Many of the reades of this magazine will probably have heard of Off Centre Harbour, but for those who haven't, Off Centre Harbour is best described as an American membership website covering any and all topics of interest to boaters.
Off Centre Harbour was founded almost 10 years ago in Maine by five highly respected boating enthusiasts including former WoodenBoat magazine technical editor Maynard Bray, WoodenBoat School instructor Eric Blake, maritime photographer Benjamin Mendlowitz, as well as writer Bill Mayher and documentary filmmaker Steve Stone.
Their website contains over 700 videos and 500 articles on boat handling, repairs, maintenance, boat building, dream boats and more from a veritable who’s who of famous sailors, builders designers and adventurers of all types.
Aroha building frame.
Although I was well aware of the range of articles and videos available on the Off Centre Harbour website I only recently learned about the kit boats they provide.
Late last year I was asked by a sailor I know to look at a design he was thinking of building, the design was called Aroha and looked very familiar. I quickly realised that Aroha was a new version of a boat called Whio that I had seen featured in Woodenboat magazine many years ago. It turns out that Aroha is in fact an updated version of Whio re-designed for CNC cutting.\\
She rows easily despite her size.
The original Whio was designed by New Zealander Peter Sewell as a lightweight and economical cruiser that would also be very seaworthy.
With her specially designed propeller she was reputed to go up to 20kts.
The good people at Off Centre Harbour got together with Will Sturdy at Brooklin Boat Yard to make a new version of Whio which could be built as a kit using cnc cut parts.
Will has vast experience producing the highly efficient and user-friendly setups and components used by the boatbuilders at Brooklyn Boat Yard.
The Aroha version uses the same leading-edge stringer-frame construction used at Brooklyn Boat Yard. The strongback and other components all fit together with interlocking tabs thus helping to reduce construction time (the holy grail of cnc boatbuilding) whilst ensuring that accuracy is maintained (the main advantage of cnc cutting).
The cnc cut kit consists of most of the structural sheet members to build the boat, bulkheads, seats, sole boards as well as the building frame. Plywood for cold moulding the hull is available separately and can be cut into strips on a standard table saw.
Aroha is 9m long, 2.13m wide but draws just 60cm and displaces a mere 1660kg, so she is a boat that can still be trailed and launched by her owner(s) without too much difficulty whilst retaining her excellent seakeeping abilities. I think readers will agree she is an elegant boat and hopefully we will be seeing a new version gracing the Swan river here in Perth in the not too distant future.

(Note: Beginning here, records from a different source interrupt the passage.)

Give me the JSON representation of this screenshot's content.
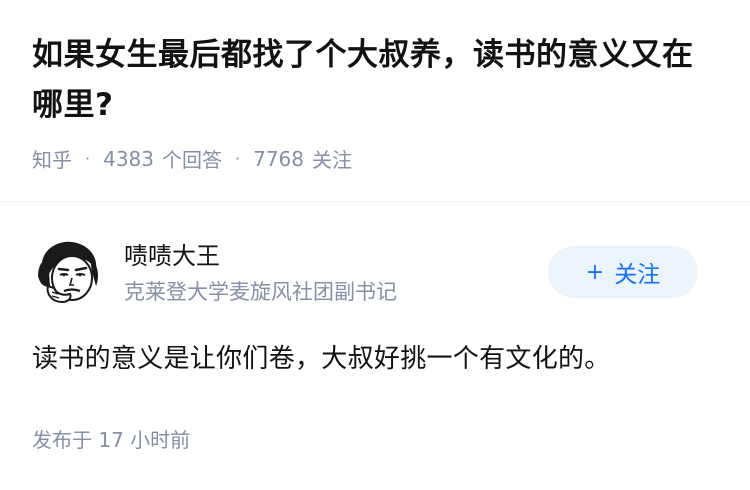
{
  "question": {
    "title": "如果女生最后都找了个大叔养，读书的意义又在哪里?",
    "source": "知乎",
    "answer_count": "4383",
    "answer_label": "个回答",
    "follower_count": "7768",
    "follower_label": "关注"
  },
  "answer": {
    "author": {
      "name": "啧啧大王",
      "bio": "克莱登大学麦旋风社团副书记",
      "avatar_icon": "meme-face-avatar-icon"
    },
    "follow_button": {
      "icon": "+",
      "label": "关注",
      "text_color": "#1772f6",
      "bg_color": "#ebf3fb"
    },
    "content": "读书的意义是让你们卷，大叔好挑一个有文化的。",
    "publish_label": "发布于",
    "publish_time": "17 小时前"
  }
}
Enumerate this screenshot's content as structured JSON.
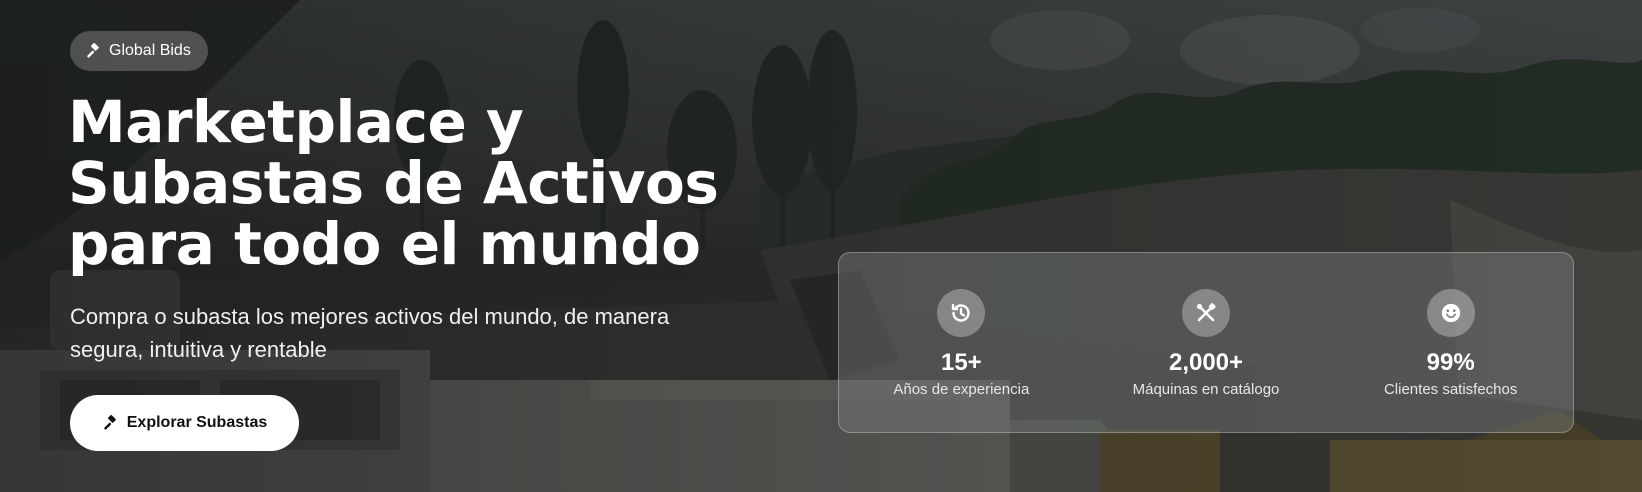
{
  "badge": {
    "icon": "gavel-icon",
    "label": "Global Bids"
  },
  "hero": {
    "title_lines": [
      "Marketplace y",
      "Subastas de Activos",
      "para todo el mundo"
    ],
    "subtitle": "Compra o subasta los mejores activos del mundo, de manera segura, intuitiva y rentable",
    "cta": {
      "icon": "gavel-icon",
      "label": "Explorar Subastas"
    }
  },
  "stats": [
    {
      "icon": "history-icon",
      "value": "15+",
      "label": "Años de experiencia"
    },
    {
      "icon": "tools-icon",
      "value": "2,000+",
      "label": "Máquinas en catálogo"
    },
    {
      "icon": "smile-icon",
      "value": "99%",
      "label": "Clientes satisfechos"
    }
  ],
  "colors": {
    "text": "#ffffff",
    "button_bg": "#ffffff",
    "button_text": "#111111"
  }
}
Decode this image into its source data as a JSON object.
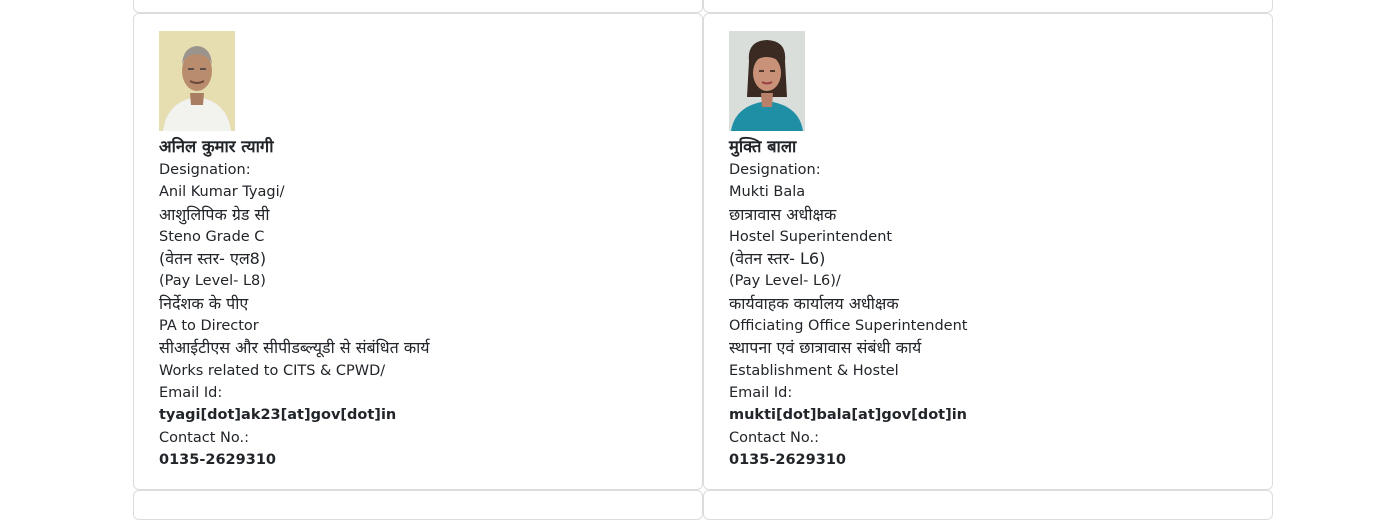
{
  "cards": [
    {
      "name_hindi": "अनिल कुमार त्यागी",
      "designation_label": "Designation:",
      "lines": [
        {
          "text": "Anil Kumar Tyagi/",
          "hindi": false
        },
        {
          "text": "आशुलिपिक ग्रेड सी",
          "hindi": true
        },
        {
          "text": "Steno Grade C",
          "hindi": false
        },
        {
          "text": "(वेतन स्तर- एल8)",
          "hindi": true
        },
        {
          "text": "(Pay Level- L8)",
          "hindi": false
        },
        {
          "text": "निर्देशक के पीए",
          "hindi": true
        },
        {
          "text": "PA to Director",
          "hindi": false
        },
        {
          "text": "सीआईटीएस और सीपीडब्ल्यूडी से संबंधित कार्य",
          "hindi": true
        },
        {
          "text": "Works related to CITS & CPWD/",
          "hindi": false
        }
      ],
      "email_label": "Email Id:",
      "email": "tyagi[dot]ak23[at]gov[dot]in",
      "contact_label": "Contact No.:",
      "contact": "0135-2629310",
      "colors": {
        "photo_bg": "#e6ddb0",
        "shirt": "#f2f2ef",
        "skin": "#b98c6e",
        "hair": "#9a948c"
      }
    },
    {
      "name_hindi": "मुक्ति बाला",
      "designation_label": "Designation:",
      "lines": [
        {
          "text": "Mukti Bala",
          "hindi": false
        },
        {
          "text": "छात्रावास अधीक्षक",
          "hindi": true
        },
        {
          "text": "Hostel Superintendent",
          "hindi": false
        },
        {
          "text": "(वेतन स्तर- L6)",
          "hindi": true
        },
        {
          "text": "(Pay Level- L6)/",
          "hindi": false
        },
        {
          "text": "कार्यवाहक कार्यालय अधीक्षक",
          "hindi": true
        },
        {
          "text": "Officiating Office Superintendent",
          "hindi": false
        },
        {
          "text": "स्थापना एवं छात्रावास संबंधी कार्य",
          "hindi": true
        },
        {
          "text": "Establishment & Hostel",
          "hindi": false
        }
      ],
      "email_label": "Email Id:",
      "email": "mukti[dot]bala[at]gov[dot]in",
      "contact_label": "Contact No.:",
      "contact": "0135-2629310",
      "colors": {
        "photo_bg": "#d9dedb",
        "shirt": "#1f8fa6",
        "skin": "#c99178",
        "hair": "#3a2a22"
      }
    }
  ]
}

Another new and interesting design from the folks at Off Centre Harbour is Oonagh, a boat I was recently asked to cut for a builder in Victoria.
Oonagh was designed by Doug Hylan as an alternative to the ubiquitous RIB dinghy, being both seaworthy and stable and capable of carrying an outboard but also a boat that can be rowed and sailed too.
Oonagh’s transom stem may look unfamiliar to some but the shape does have some distinct advantages. Firstly it is significantly easier to plank with no need for rebates or extra twisting at the plank ends. This alone would make Oonagh an enticing prospect for home builders. On an even more practical level this type of design has all the volume and carrying capacity of a boat several feet longer because the pointy ends of a boat contain very little volume or storage space, but on Oonagh the shortened length allowing for easier storage if garage space is restricted.
Oonagh also has several decent sized lockers giving her ample storage space, there is one large locker under the after seat, a couple midships and two in the foredeck making her ideal for use as a fishing skiff as well as sailing rowing and any other work the owner needs doing.
I cut the first kit for Oonagh last week and I am looking forward to seeing her come together. Doug Hylan reckons she can be built in about 300 hours by anyone with reasonable woodworking tools and skills.
DRAFT 12cm board up
WEIGHT Approximately 77kg
SAIL AREA 6.3sqm
A series of videos detailing the construction of Oonagh is also available at OCH.